Another of the areas to look at is the UPS. In a lot of instances, these tend to be oversized in order to cater for future growth. However, this means that they use more power than necessary. Modular UPS solutions can be right-sized for current needs and then added to as and when necessary to ensure adequate power supply in the future, optimising current energy usage. Super-efficient modular UPS solutions can also be used to ensure that 100 percent of the power used by the UPS is given to load equipment, reducing the amount of electricity wasted in running the UPS to deliver power to equipment.
These two aspects deliver quick wins when it comes to greening the data centre. With the intelligence in the devices, they can also be linked into a data centre management system. Working in conjunction with the UPS, the air-conditioners, sensors such as water, dust and smoke detectors and physical security solutions, cameras and so on, the data centre management system can assist with managing the data centre from a central location, managing and monitoring power consumption throughout the organisation.
Using a data centre management system, the data centre can be made more intelligent and more efficient along with the organisation as a whole. However, this can be a complex procedure, as integration between various platforms inevitably results in challenging circumstances. When looking to take greening beyond the data centre, is it advisable to make use of a complete turnkey solution. This enables disparate systems to communicate and work together on a single platform to manage entire buildings, reducing carbon footprints across the board and dramatically lowering energy consumption.

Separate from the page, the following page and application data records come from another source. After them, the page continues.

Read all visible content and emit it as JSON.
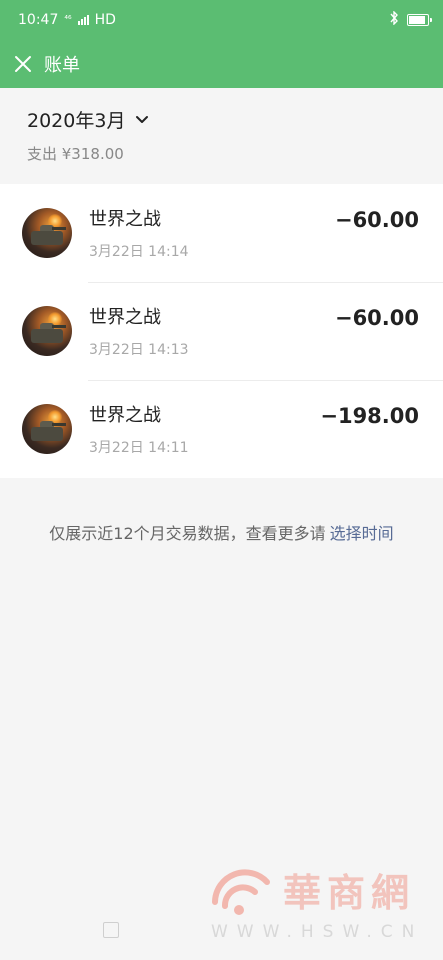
{
  "status_bar": {
    "time": "10:47",
    "network": "HD",
    "network_prefix": "⁴⁶"
  },
  "app_bar": {
    "title": "账单"
  },
  "summary": {
    "month": "2020年3月",
    "expense": "支出 ¥318.00"
  },
  "transactions": [
    {
      "name": "世界之战",
      "time": "3月22日 14:14",
      "amount": "−60.00"
    },
    {
      "name": "世界之战",
      "time": "3月22日 14:13",
      "amount": "−60.00"
    },
    {
      "name": "世界之战",
      "time": "3月22日 14:11",
      "amount": "−198.00"
    }
  ],
  "footer_note": {
    "text": "仅展示近12个月交易数据，查看更多请",
    "link": "选择时间"
  },
  "watermark": {
    "chars": "華商網",
    "url": "WWW.HSW.CN"
  },
  "colors": {
    "primary": "#5bbd72",
    "link": "#576b95",
    "background": "#f5f5f5"
  },
  "icons": [
    "close-icon",
    "chevron-down-icon",
    "bluetooth-icon",
    "battery-icon",
    "signal-icon"
  ]
}
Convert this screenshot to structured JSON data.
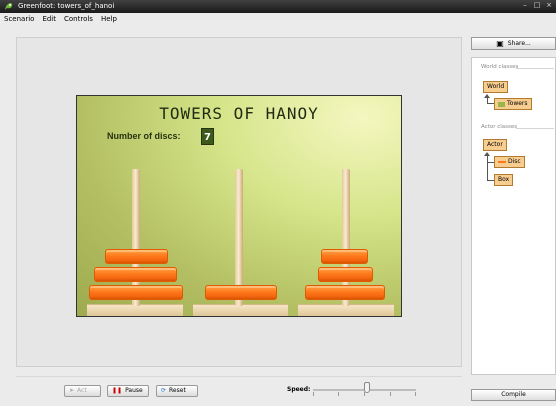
{
  "window": {
    "title": "Greenfoot: towers_of_hanoi"
  },
  "menu": {
    "items": [
      "Scenario",
      "Edit",
      "Controls",
      "Help"
    ]
  },
  "world": {
    "title": "TOWERS OF HANOY",
    "discs_label": "Number of discs:",
    "discs_value": "7",
    "pegs": [
      {
        "disc_count": 3
      },
      {
        "disc_count": 1
      },
      {
        "disc_count": 3
      }
    ]
  },
  "controls": {
    "act_label": "Act",
    "pause_label": "Pause",
    "reset_label": "Reset",
    "speed_label": "Speed:",
    "speed_level": 0.5
  },
  "sidebar": {
    "share_label": "Share...",
    "world_classes_label": "World classes",
    "world_class": "World",
    "world_subclass": "Towers",
    "actor_classes_label": "Actor classes",
    "actor_class": "Actor",
    "actor_subclasses": [
      "Disc",
      "Box"
    ],
    "compile_label": "Compile"
  },
  "colors": {
    "disc": "#ff7a1c",
    "world_bg": "#c3d36f",
    "class_box": "#f8cd90"
  }
}
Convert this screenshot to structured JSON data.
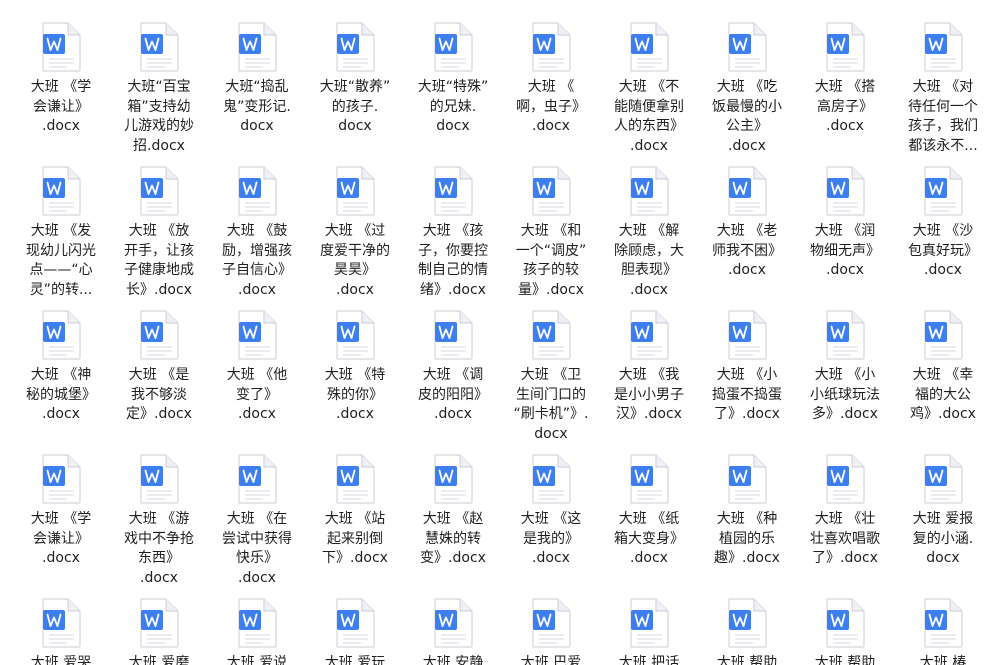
{
  "explorer": {
    "icon_name": "word-document-icon",
    "accent_color": "#3d7ff0",
    "files": [
      [
        {
          "label": "大班 《学会谦让》.docx",
          "lines": [
            "大班 《学",
            "会谦让》",
            ".docx"
          ]
        },
        {
          "label": "大班“百宝箱”支持幼儿游戏的妙招.docx",
          "lines": [
            "大班“百宝",
            "箱”支持幼",
            "儿游戏的妙",
            "招.docx"
          ]
        },
        {
          "label": "大班“捣乱鬼”变形记.docx",
          "lines": [
            "大班“捣乱",
            "鬼”变形记.",
            "docx"
          ]
        },
        {
          "label": "大班“散养”的孩子.docx",
          "lines": [
            "大班“散养”",
            "的孩子.",
            "docx"
          ]
        },
        {
          "label": "大班“特殊”的兄妹.docx",
          "lines": [
            "大班“特殊”",
            "的兄妹.",
            "docx"
          ]
        },
        {
          "label": "大班 《啊，虫子》.docx",
          "lines": [
            "大班 《",
            "啊，虫子》",
            ".docx"
          ]
        },
        {
          "label": "大班 《不能随便拿别人的东西》.docx",
          "lines": [
            "大班 《不",
            "能随便拿别",
            "人的东西》",
            ".docx"
          ]
        },
        {
          "label": "大班 《吃饭最慢的小公主》.docx",
          "lines": [
            "大班 《吃",
            "饭最慢的小",
            "公主》",
            ".docx"
          ]
        },
        {
          "label": "大班 《搭高房子》.docx",
          "lines": [
            "大班 《搭",
            "高房子》",
            ".docx"
          ]
        },
        {
          "label": "大班 《对待任何一个孩子，我们都该永不...",
          "lines": [
            "大班 《对",
            "待任何一个",
            "孩子，我们",
            "都该永不..."
          ]
        }
      ],
      [
        {
          "label": "大班 《发现幼儿闪光点——“心灵”的转...",
          "lines": [
            "大班 《发",
            "现幼儿闪光",
            "点——“心",
            "灵”的转..."
          ]
        },
        {
          "label": "大班 《放开手，让孩子健康地成长》.docx",
          "lines": [
            "大班 《放",
            "开手，让孩",
            "子健康地成",
            "长》.docx"
          ]
        },
        {
          "label": "大班 《鼓励，增强孩子自信心》.docx",
          "lines": [
            "大班 《鼓",
            "励，增强孩",
            "子自信心》",
            ".docx"
          ]
        },
        {
          "label": "大班 《过度爱干净的昊昊》.docx",
          "lines": [
            "大班 《过",
            "度爱干净的",
            "昊昊》",
            ".docx"
          ]
        },
        {
          "label": "大班 《孩子，你要控制自己的情绪》.docx",
          "lines": [
            "大班 《孩",
            "子，你要控",
            "制自己的情",
            "绪》.docx"
          ]
        },
        {
          "label": "大班 《和一个“调皮”孩子的较量》.docx",
          "lines": [
            "大班 《和",
            "一个“调皮”",
            "孩子的较",
            "量》.docx"
          ]
        },
        {
          "label": "大班 《解除顾虑，大胆表现》.docx",
          "lines": [
            "大班 《解",
            "除顾虑，大",
            "胆表现》",
            ".docx"
          ]
        },
        {
          "label": "大班 《老师我不困》.docx",
          "lines": [
            "大班 《老",
            "师我不困》",
            ".docx"
          ]
        },
        {
          "label": "大班 《润物细无声》.docx",
          "lines": [
            "大班 《润",
            "物细无声》",
            ".docx"
          ]
        },
        {
          "label": "大班 《沙包真好玩》.docx",
          "lines": [
            "大班 《沙",
            "包真好玩》",
            ".docx"
          ]
        }
      ],
      [
        {
          "label": "大班 《神秘的城堡》.docx",
          "lines": [
            "大班 《神",
            "秘的城堡》",
            ".docx"
          ]
        },
        {
          "label": "大班 《是我不够淡定》.docx",
          "lines": [
            "大班 《是",
            "我不够淡",
            "定》.docx"
          ]
        },
        {
          "label": "大班 《他变了》.docx",
          "lines": [
            "大班 《他",
            "变了》",
            ".docx"
          ]
        },
        {
          "label": "大班 《特殊的你》.docx",
          "lines": [
            "大班 《特",
            "殊的你》",
            ".docx"
          ]
        },
        {
          "label": "大班 《调皮的阳阳》.docx",
          "lines": [
            "大班 《调",
            "皮的阳阳》",
            ".docx"
          ]
        },
        {
          "label": "大班 《卫生间门口的“刷卡机”》.docx",
          "lines": [
            "大班 《卫",
            "生间门口的",
            "“刷卡机”》.",
            "docx"
          ]
        },
        {
          "label": "大班 《我是小小男子汉》.docx",
          "lines": [
            "大班 《我",
            "是小小男子",
            "汉》.docx"
          ]
        },
        {
          "label": "大班 《小捣蛋不捣蛋了》.docx",
          "lines": [
            "大班 《小",
            "捣蛋不捣蛋",
            "了》.docx"
          ]
        },
        {
          "label": "大班 《小小纸球玩法多》.docx",
          "lines": [
            "大班 《小",
            "小纸球玩法",
            "多》.docx"
          ]
        },
        {
          "label": "大班 《幸福的大公鸡》.docx",
          "lines": [
            "大班 《幸",
            "福的大公",
            "鸡》.docx"
          ]
        }
      ],
      [
        {
          "label": "大班 《学会谦让》.docx",
          "lines": [
            "大班 《学",
            "会谦让》",
            ".docx"
          ]
        },
        {
          "label": "大班 《游戏中不争抢东西》.docx",
          "lines": [
            "大班 《游",
            "戏中不争抢",
            "东西》",
            ".docx"
          ]
        },
        {
          "label": "大班 《在尝试中获得快乐》.docx",
          "lines": [
            "大班 《在",
            "尝试中获得",
            "快乐》",
            ".docx"
          ]
        },
        {
          "label": "大班 《站起来别倒下》.docx",
          "lines": [
            "大班 《站",
            "起来别倒",
            "下》.docx"
          ]
        },
        {
          "label": "大班 《赵慧姝的转变》.docx",
          "lines": [
            "大班 《赵",
            "慧姝的转",
            "变》.docx"
          ]
        },
        {
          "label": "大班 《这是我的》.docx",
          "lines": [
            "大班 《这",
            "是我的》",
            ".docx"
          ]
        },
        {
          "label": "大班 《纸箱大变身》.docx",
          "lines": [
            "大班 《纸",
            "箱大变身》",
            ".docx"
          ]
        },
        {
          "label": "大班 《种植园的乐趣》.docx",
          "lines": [
            "大班 《种",
            "植园的乐",
            "趣》.docx"
          ]
        },
        {
          "label": "大班 《壮壮喜欢唱歌了》.docx",
          "lines": [
            "大班 《壮",
            "壮喜欢唱歌",
            "了》.docx"
          ]
        },
        {
          "label": "大班 爱报复的小涵.docx",
          "lines": [
            "大班 爱报",
            "复的小涵.",
            "docx"
          ]
        }
      ],
      [
        {
          "label": "大班 爱哭",
          "lines": [
            "大班 爱哭"
          ]
        },
        {
          "label": "大班 爱磨",
          "lines": [
            "大班 爱磨"
          ]
        },
        {
          "label": "大班 爱说",
          "lines": [
            "大班 爱说"
          ]
        },
        {
          "label": "大班 爱玩",
          "lines": [
            "大班 爱玩"
          ]
        },
        {
          "label": "大班 安静",
          "lines": [
            "大班 安静"
          ]
        },
        {
          "label": "大班 巴爱",
          "lines": [
            "大班 巴爱"
          ]
        },
        {
          "label": "大班 把话",
          "lines": [
            "大班 把话"
          ]
        },
        {
          "label": "大班 帮助",
          "lines": [
            "大班 帮助"
          ]
        },
        {
          "label": "大班 帮助",
          "lines": [
            "大班 帮助"
          ]
        },
        {
          "label": "大班 椿",
          "lines": [
            "大班 椿"
          ]
        }
      ]
    ]
  }
}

When one examines the cost of data centres as a whole, improving the efficiency of the data centre has numerous cost-saving benefits aside from reducing energy costs. If servers are running efficiently and usage is optimised, the requirement for physical space is reduced. Through smart data centre design, space can be optimised and cooling can be directed more efficiently. Using intelligent technology, UPS devices can be right-sized and scaled to meet needs, cooling solutions can be placed where they are needed for optimal cooling and reduced energy consumption. Finally, by linking the data centre into a BMS through an all-encompassing service, energy consumption can be optimised throughout the organisation, extending the benefits of greening beyond the data centre.